### [Exercise data]
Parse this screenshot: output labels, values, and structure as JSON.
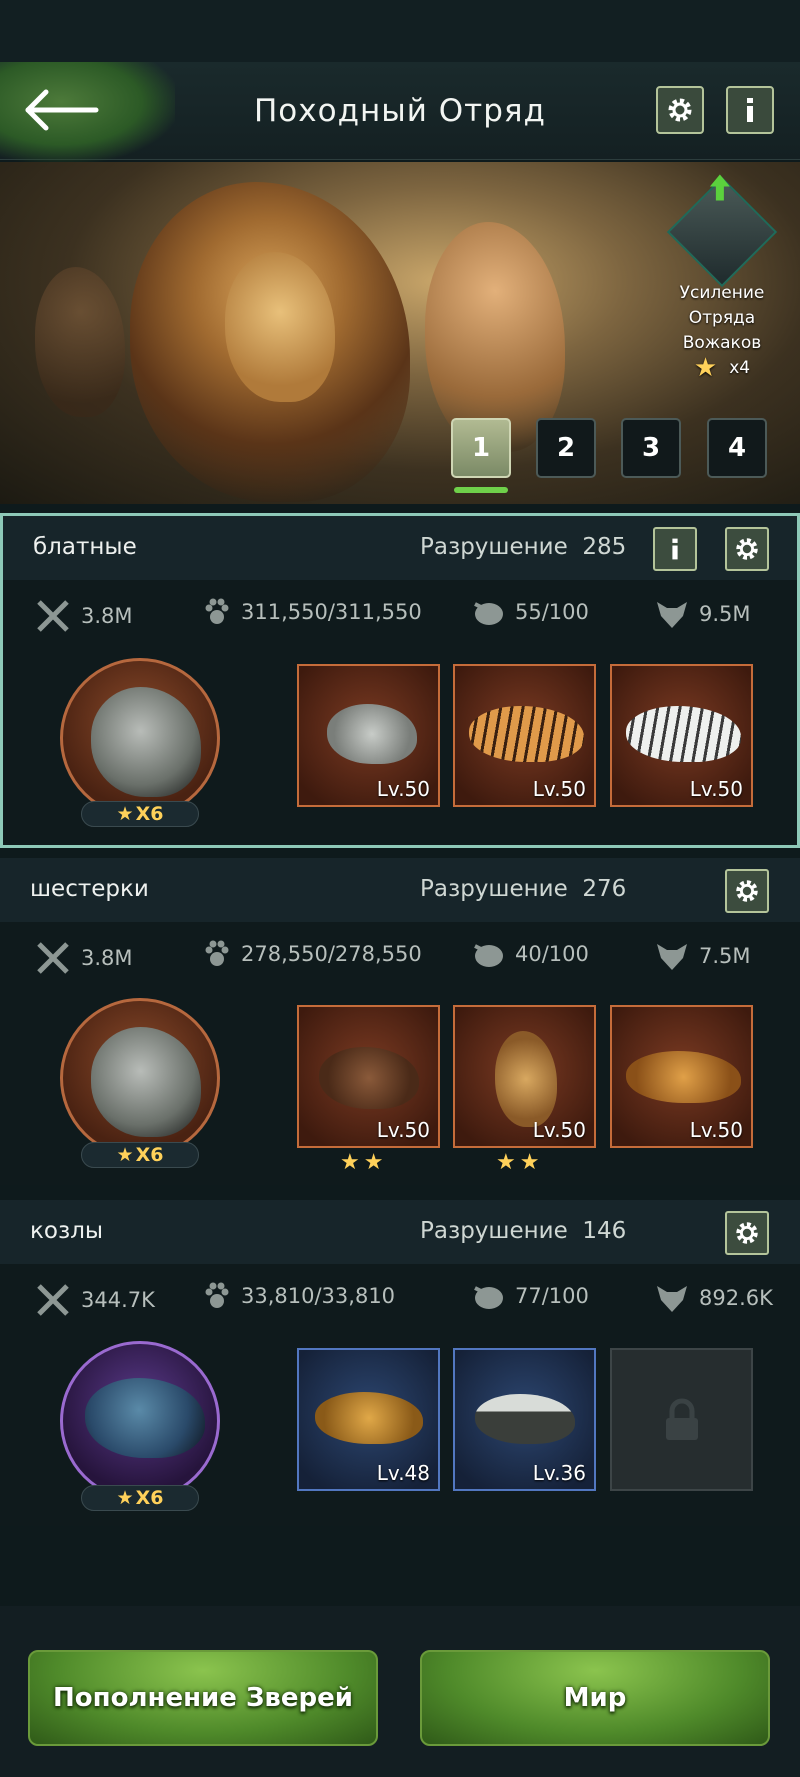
{
  "header": {
    "title": "Походный Отряд"
  },
  "boost": {
    "line1": "Усиление",
    "line2": "Отряда",
    "line3": "Вожаков",
    "count": "x4"
  },
  "pages": [
    "1",
    "2",
    "3",
    "4"
  ],
  "active_page": "1",
  "squads": [
    {
      "name": "блатные",
      "destruction_label": "Разрушение",
      "destruction_value": "285",
      "stats": {
        "power": "3.8M",
        "troops": "311,550/311,550",
        "load": "55/100",
        "strength": "9.5M"
      },
      "leader_stars": "X6",
      "beasts": [
        {
          "level": "Lv.50",
          "stars": ""
        },
        {
          "level": "Lv.50",
          "stars": ""
        },
        {
          "level": "Lv.50",
          "stars": ""
        }
      ]
    },
    {
      "name": "шестерки",
      "destruction_label": "Разрушение",
      "destruction_value": "276",
      "stats": {
        "power": "3.8M",
        "troops": "278,550/278,550",
        "load": "40/100",
        "strength": "7.5M"
      },
      "leader_stars": "X6",
      "beasts": [
        {
          "level": "Lv.50",
          "stars": "★★"
        },
        {
          "level": "Lv.50",
          "stars": "★★"
        },
        {
          "level": "Lv.50",
          "stars": ""
        }
      ]
    },
    {
      "name": "козлы",
      "destruction_label": "Разрушение",
      "destruction_value": "146",
      "stats": {
        "power": "344.7K",
        "troops": "33,810/33,810",
        "load": "77/100",
        "strength": "892.6K"
      },
      "leader_stars": "X6",
      "beasts": [
        {
          "level": "Lv.48",
          "stars": ""
        },
        {
          "level": "Lv.36",
          "stars": ""
        }
      ]
    }
  ],
  "buttons": {
    "replenish": "Пополнение Зверей",
    "world": "Мир"
  },
  "colors": {
    "accent_green": "#6fd04a",
    "star_gold": "#ffd15a",
    "frame_orange": "#c56c3a",
    "frame_blue": "#5277c0"
  }
}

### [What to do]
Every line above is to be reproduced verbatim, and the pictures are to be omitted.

### [Written response]
Parse this screenshot: output labels, values, and structure as JSON.
{
  "header": {
    "title": "Походный Отряд"
  },
  "boost": {
    "line1": "Усиление",
    "line2": "Отряда",
    "line3": "Вожаков",
    "count": "x4"
  },
  "pages": [
    "1",
    "2",
    "3",
    "4"
  ],
  "active_page": "1",
  "squads": [
    {
      "name": "блатные",
      "destruction_label": "Разрушение",
      "destruction_value": "285",
      "stats": {
        "power": "3.8M",
        "troops": "311,550/311,550",
        "load": "55/100",
        "strength": "9.5M"
      },
      "leader_stars": "X6",
      "beasts": [
        {
          "level": "Lv.50",
          "stars": ""
        },
        {
          "level": "Lv.50",
          "stars": ""
        },
        {
          "level": "Lv.50",
          "stars": ""
        }
      ]
    },
    {
      "name": "шестерки",
      "destruction_label": "Разрушение",
      "destruction_value": "276",
      "stats": {
        "power": "3.8M",
        "troops": "278,550/278,550",
        "load": "40/100",
        "strength": "7.5M"
      },
      "leader_stars": "X6",
      "beasts": [
        {
          "level": "Lv.50",
          "stars": "★★"
        },
        {
          "level": "Lv.50",
          "stars": "★★"
        },
        {
          "level": "Lv.50",
          "stars": ""
        }
      ]
    },
    {
      "name": "козлы",
      "destruction_label": "Разрушение",
      "destruction_value": "146",
      "stats": {
        "power": "344.7K",
        "troops": "33,810/33,810",
        "load": "77/100",
        "strength": "892.6K"
      },
      "leader_stars": "X6",
      "beasts": [
        {
          "level": "Lv.48",
          "stars": ""
        },
        {
          "level": "Lv.36",
          "stars": ""
        }
      ]
    }
  ],
  "buttons": {
    "replenish": "Пополнение Зверей",
    "world": "Мир"
  },
  "colors": {
    "accent_green": "#6fd04a",
    "star_gold": "#ffd15a",
    "frame_orange": "#c56c3a",
    "frame_blue": "#5277c0"
  }
}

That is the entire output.